(Beginning of Available data)

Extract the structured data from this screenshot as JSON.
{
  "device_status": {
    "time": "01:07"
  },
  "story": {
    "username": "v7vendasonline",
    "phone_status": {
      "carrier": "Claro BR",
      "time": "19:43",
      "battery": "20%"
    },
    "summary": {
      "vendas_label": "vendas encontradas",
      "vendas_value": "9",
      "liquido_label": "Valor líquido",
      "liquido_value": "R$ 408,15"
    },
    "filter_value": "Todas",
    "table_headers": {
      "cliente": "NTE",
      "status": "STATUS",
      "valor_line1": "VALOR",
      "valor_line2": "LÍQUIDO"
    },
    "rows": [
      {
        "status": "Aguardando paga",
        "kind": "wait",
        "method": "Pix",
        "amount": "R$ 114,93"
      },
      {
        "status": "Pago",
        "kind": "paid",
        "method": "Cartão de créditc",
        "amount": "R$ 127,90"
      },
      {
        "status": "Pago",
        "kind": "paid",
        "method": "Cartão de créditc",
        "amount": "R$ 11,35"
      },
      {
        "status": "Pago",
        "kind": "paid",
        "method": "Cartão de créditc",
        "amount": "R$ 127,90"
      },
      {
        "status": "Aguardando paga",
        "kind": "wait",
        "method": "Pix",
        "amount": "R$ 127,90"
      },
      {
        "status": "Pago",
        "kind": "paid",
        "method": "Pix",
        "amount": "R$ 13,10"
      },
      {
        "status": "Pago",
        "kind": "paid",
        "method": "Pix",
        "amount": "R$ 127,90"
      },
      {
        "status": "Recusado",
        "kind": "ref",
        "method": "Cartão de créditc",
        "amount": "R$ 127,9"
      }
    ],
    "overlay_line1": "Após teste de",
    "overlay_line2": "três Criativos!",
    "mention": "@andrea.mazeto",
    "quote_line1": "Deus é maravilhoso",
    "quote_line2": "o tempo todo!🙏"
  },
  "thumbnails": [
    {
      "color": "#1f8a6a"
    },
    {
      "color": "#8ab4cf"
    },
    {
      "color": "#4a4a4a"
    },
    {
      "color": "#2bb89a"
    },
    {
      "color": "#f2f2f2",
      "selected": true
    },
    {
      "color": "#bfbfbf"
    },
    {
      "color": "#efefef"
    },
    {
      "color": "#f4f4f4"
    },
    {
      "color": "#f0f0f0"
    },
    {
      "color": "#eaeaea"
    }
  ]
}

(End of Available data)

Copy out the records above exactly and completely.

Extract the structured data from this screenshot as JSON.
{
  "device_status": {
    "time": "01:07"
  },
  "story": {
    "username": "v7vendasonline",
    "phone_status": {
      "carrier": "Claro BR",
      "time": "19:43",
      "battery": "20%"
    },
    "summary": {
      "vendas_label": "vendas encontradas",
      "vendas_value": "9",
      "liquido_label": "Valor líquido",
      "liquido_value": "R$ 408,15"
    },
    "filter_value": "Todas",
    "table_headers": {
      "cliente": "NTE",
      "status": "STATUS",
      "valor_line1": "VALOR",
      "valor_line2": "LÍQUIDO"
    },
    "rows": [
      {
        "status": "Aguardando paga",
        "kind": "wait",
        "method": "Pix",
        "amount": "R$ 114,93"
      },
      {
        "status": "Pago",
        "kind": "paid",
        "method": "Cartão de créditc",
        "amount": "R$ 127,90"
      },
      {
        "status": "Pago",
        "kind": "paid",
        "method": "Cartão de créditc",
        "amount": "R$ 11,35"
      },
      {
        "status": "Pago",
        "kind": "paid",
        "method": "Cartão de créditc",
        "amount": "R$ 127,90"
      },
      {
        "status": "Aguardando paga",
        "kind": "wait",
        "method": "Pix",
        "amount": "R$ 127,90"
      },
      {
        "status": "Pago",
        "kind": "paid",
        "method": "Pix",
        "amount": "R$ 13,10"
      },
      {
        "status": "Pago",
        "kind": "paid",
        "method": "Pix",
        "amount": "R$ 127,90"
      },
      {
        "status": "Recusado",
        "kind": "ref",
        "method": "Cartão de créditc",
        "amount": "R$ 127,9"
      }
    ],
    "overlay_line1": "Após teste de",
    "overlay_line2": "três Criativos!",
    "mention": "@andrea.mazeto",
    "quote_line1": "Deus é maravilhoso",
    "quote_line2": "o tempo todo!🙏"
  },
  "thumbnails": [
    {
      "color": "#1f8a6a"
    },
    {
      "color": "#8ab4cf"
    },
    {
      "color": "#4a4a4a"
    },
    {
      "color": "#2bb89a"
    },
    {
      "color": "#f2f2f2",
      "selected": true
    },
    {
      "color": "#bfbfbf"
    },
    {
      "color": "#efefef"
    },
    {
      "color": "#f4f4f4"
    },
    {
      "color": "#f0f0f0"
    },
    {
      "color": "#eaeaea"
    }
  ]
}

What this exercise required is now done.